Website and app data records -
* * *

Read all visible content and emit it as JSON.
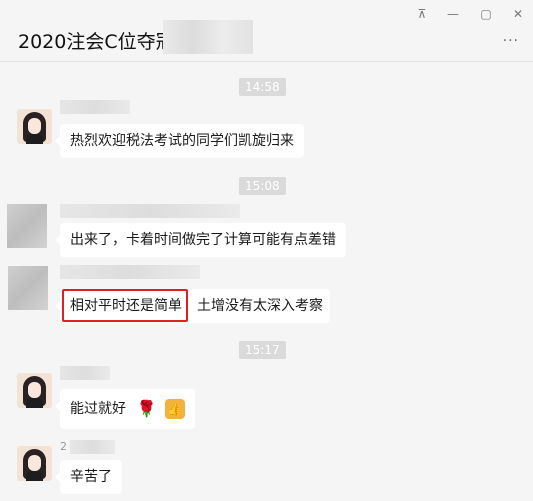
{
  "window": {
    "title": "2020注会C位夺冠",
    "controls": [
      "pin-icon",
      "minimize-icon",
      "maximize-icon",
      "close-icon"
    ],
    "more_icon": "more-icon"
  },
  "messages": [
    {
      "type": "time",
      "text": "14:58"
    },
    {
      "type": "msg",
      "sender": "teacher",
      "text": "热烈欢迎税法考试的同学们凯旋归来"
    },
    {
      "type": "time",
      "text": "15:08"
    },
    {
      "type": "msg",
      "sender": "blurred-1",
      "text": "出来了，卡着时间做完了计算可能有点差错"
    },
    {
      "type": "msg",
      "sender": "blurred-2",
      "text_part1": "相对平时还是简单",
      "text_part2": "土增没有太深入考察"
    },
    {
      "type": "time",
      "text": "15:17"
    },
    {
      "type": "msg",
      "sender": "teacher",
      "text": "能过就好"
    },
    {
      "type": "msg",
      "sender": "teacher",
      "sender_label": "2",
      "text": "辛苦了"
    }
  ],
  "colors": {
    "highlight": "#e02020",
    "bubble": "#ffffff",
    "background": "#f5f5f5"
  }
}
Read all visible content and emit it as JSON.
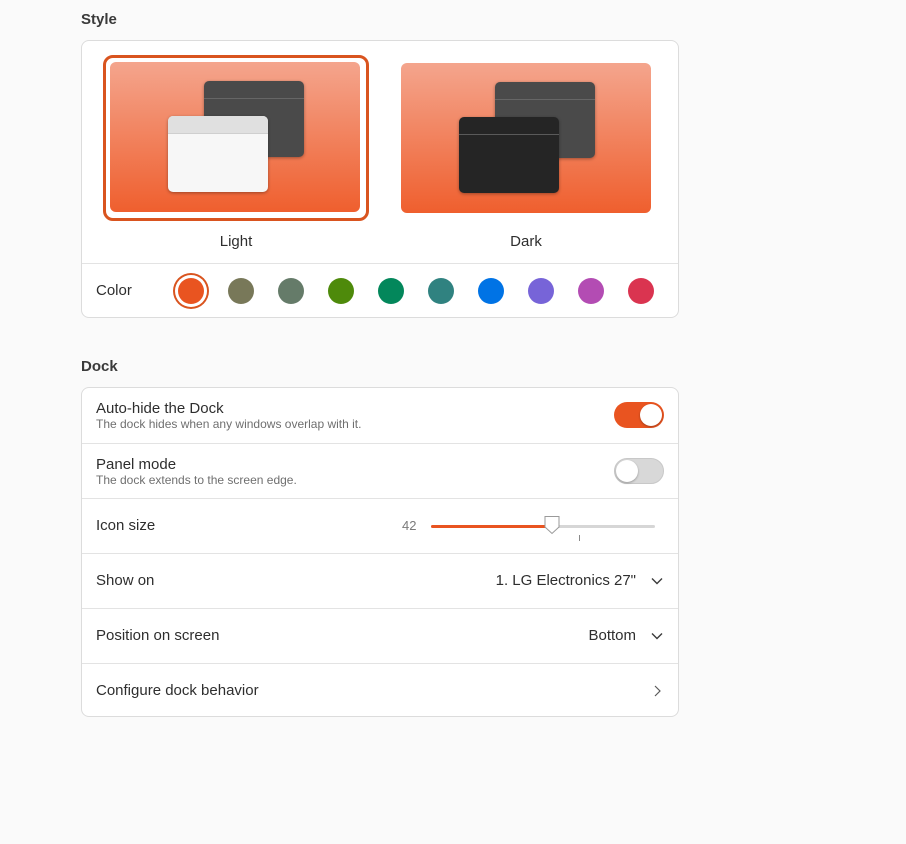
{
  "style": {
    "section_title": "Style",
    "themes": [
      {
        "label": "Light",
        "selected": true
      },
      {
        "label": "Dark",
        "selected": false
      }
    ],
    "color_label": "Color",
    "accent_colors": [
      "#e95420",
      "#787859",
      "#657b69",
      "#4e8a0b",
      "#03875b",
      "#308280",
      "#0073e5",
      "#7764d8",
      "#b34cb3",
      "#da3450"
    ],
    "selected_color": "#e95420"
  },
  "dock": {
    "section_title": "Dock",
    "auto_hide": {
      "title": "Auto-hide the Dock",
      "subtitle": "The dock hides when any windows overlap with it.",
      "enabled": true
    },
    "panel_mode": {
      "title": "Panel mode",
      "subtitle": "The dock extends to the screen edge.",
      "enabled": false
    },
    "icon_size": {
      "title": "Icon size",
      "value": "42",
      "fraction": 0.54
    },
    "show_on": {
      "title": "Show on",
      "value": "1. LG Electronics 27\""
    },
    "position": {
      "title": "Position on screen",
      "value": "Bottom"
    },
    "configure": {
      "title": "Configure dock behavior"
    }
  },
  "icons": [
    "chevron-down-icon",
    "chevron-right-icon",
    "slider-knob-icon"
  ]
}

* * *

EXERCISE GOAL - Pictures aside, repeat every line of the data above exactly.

WRITTEN SOLUTION -
Read all visible content and emit it as JSON.
{
  "window": {
    "title": "2020注会C位夺冠",
    "controls": [
      "pin-icon",
      "minimize-icon",
      "maximize-icon",
      "close-icon"
    ],
    "more_icon": "more-icon"
  },
  "messages": [
    {
      "type": "time",
      "text": "14:58"
    },
    {
      "type": "msg",
      "sender": "teacher",
      "text": "热烈欢迎税法考试的同学们凯旋归来"
    },
    {
      "type": "time",
      "text": "15:08"
    },
    {
      "type": "msg",
      "sender": "blurred-1",
      "text": "出来了，卡着时间做完了计算可能有点差错"
    },
    {
      "type": "msg",
      "sender": "blurred-2",
      "text_part1": "相对平时还是简单",
      "text_part2": "土增没有太深入考察"
    },
    {
      "type": "time",
      "text": "15:17"
    },
    {
      "type": "msg",
      "sender": "teacher",
      "text": "能过就好"
    },
    {
      "type": "msg",
      "sender": "teacher",
      "sender_label": "2",
      "text": "辛苦了"
    }
  ],
  "colors": {
    "highlight": "#e02020",
    "bubble": "#ffffff",
    "background": "#f5f5f5"
  }
}
Read all visible content and emit it as JSON.
{
  "style": {
    "section_title": "Style",
    "themes": [
      {
        "label": "Light",
        "selected": true
      },
      {
        "label": "Dark",
        "selected": false
      }
    ],
    "color_label": "Color",
    "accent_colors": [
      "#e95420",
      "#787859",
      "#657b69",
      "#4e8a0b",
      "#03875b",
      "#308280",
      "#0073e5",
      "#7764d8",
      "#b34cb3",
      "#da3450"
    ],
    "selected_color": "#e95420"
  },
  "dock": {
    "section_title": "Dock",
    "auto_hide": {
      "title": "Auto-hide the Dock",
      "subtitle": "The dock hides when any windows overlap with it.",
      "enabled": true
    },
    "panel_mode": {
      "title": "Panel mode",
      "subtitle": "The dock extends to the screen edge.",
      "enabled": false
    },
    "icon_size": {
      "title": "Icon size",
      "value": "42",
      "fraction": 0.54
    },
    "show_on": {
      "title": "Show on",
      "value": "1. LG Electronics 27\""
    },
    "position": {
      "title": "Position on screen",
      "value": "Bottom"
    },
    "configure": {
      "title": "Configure dock behavior"
    }
  },
  "icons": [
    "chevron-down-icon",
    "chevron-right-icon",
    "slider-knob-icon"
  ]
}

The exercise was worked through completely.